[Data excerpts]
*** Begin section ***

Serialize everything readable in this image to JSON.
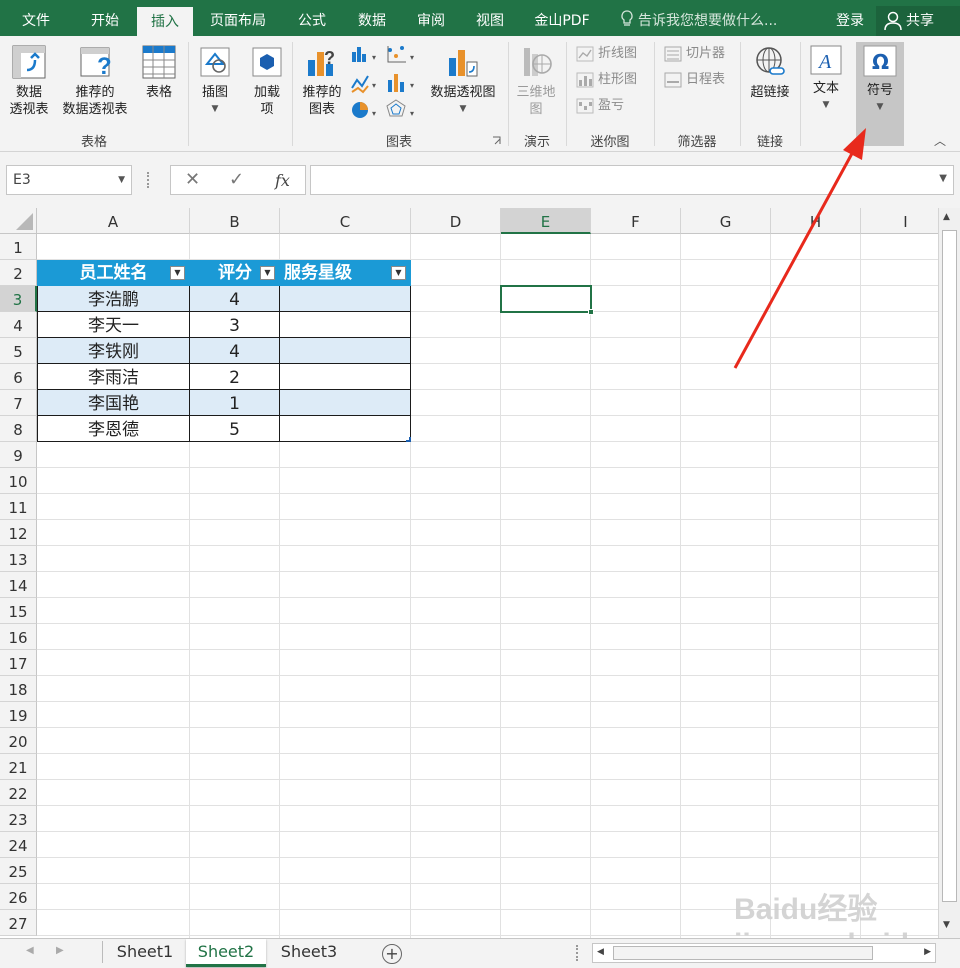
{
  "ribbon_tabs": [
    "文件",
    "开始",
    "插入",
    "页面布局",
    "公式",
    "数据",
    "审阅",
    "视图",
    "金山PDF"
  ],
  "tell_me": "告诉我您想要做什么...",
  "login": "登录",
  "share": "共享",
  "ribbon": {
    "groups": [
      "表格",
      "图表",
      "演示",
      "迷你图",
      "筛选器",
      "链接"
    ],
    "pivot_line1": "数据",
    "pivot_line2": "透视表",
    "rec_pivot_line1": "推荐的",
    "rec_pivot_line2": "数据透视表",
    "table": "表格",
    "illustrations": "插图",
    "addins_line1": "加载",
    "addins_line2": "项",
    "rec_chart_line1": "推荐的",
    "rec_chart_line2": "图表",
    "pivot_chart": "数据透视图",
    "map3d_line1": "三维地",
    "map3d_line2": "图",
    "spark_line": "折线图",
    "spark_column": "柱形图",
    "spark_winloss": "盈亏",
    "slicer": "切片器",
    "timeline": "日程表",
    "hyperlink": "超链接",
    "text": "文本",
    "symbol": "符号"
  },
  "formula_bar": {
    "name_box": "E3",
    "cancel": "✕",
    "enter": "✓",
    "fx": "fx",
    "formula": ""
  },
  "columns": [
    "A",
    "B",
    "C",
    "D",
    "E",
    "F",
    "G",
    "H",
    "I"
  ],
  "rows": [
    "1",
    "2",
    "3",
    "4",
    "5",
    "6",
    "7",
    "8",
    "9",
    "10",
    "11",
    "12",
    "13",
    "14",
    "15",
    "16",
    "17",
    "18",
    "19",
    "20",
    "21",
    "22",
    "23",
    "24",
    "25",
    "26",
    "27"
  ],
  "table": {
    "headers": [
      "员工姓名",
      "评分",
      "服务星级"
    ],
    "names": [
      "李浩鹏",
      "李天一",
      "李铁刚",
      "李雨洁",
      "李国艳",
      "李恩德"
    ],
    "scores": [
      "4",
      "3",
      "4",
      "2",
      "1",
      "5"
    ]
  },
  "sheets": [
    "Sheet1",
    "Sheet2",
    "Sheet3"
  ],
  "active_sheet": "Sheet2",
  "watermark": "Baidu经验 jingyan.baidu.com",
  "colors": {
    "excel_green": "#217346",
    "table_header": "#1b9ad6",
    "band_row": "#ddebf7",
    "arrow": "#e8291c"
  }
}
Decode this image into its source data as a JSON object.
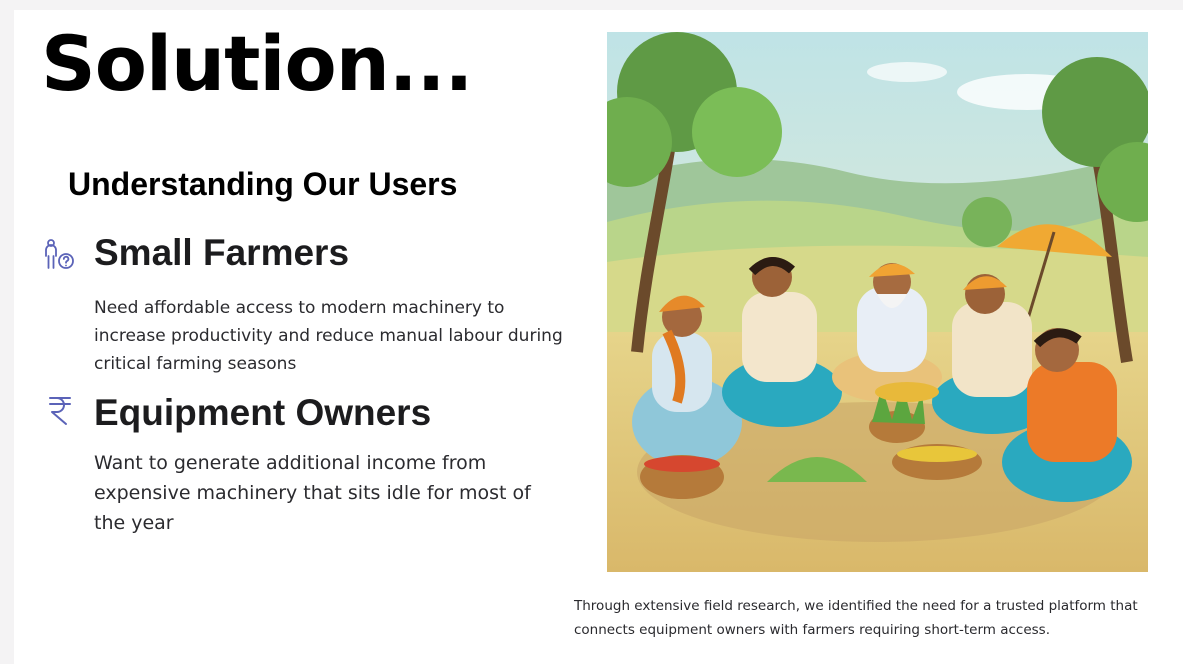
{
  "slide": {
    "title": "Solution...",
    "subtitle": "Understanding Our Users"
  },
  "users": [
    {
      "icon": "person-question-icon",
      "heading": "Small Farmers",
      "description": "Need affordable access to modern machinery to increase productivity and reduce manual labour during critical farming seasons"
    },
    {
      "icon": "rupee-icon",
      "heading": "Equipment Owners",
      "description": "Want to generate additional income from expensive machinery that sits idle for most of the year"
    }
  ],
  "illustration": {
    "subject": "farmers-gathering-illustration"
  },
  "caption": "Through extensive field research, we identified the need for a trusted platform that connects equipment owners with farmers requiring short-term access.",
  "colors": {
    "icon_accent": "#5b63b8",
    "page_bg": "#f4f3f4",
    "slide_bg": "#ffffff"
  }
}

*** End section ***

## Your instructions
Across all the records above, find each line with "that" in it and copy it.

## Problem solution
      "description": "Want to generate additional income from expensive machinery that sits idle for most of the year"
  "caption": "Through extensive field research, we identified the need for a trusted platform that connects equipment owners with farmers requiring short-term access.",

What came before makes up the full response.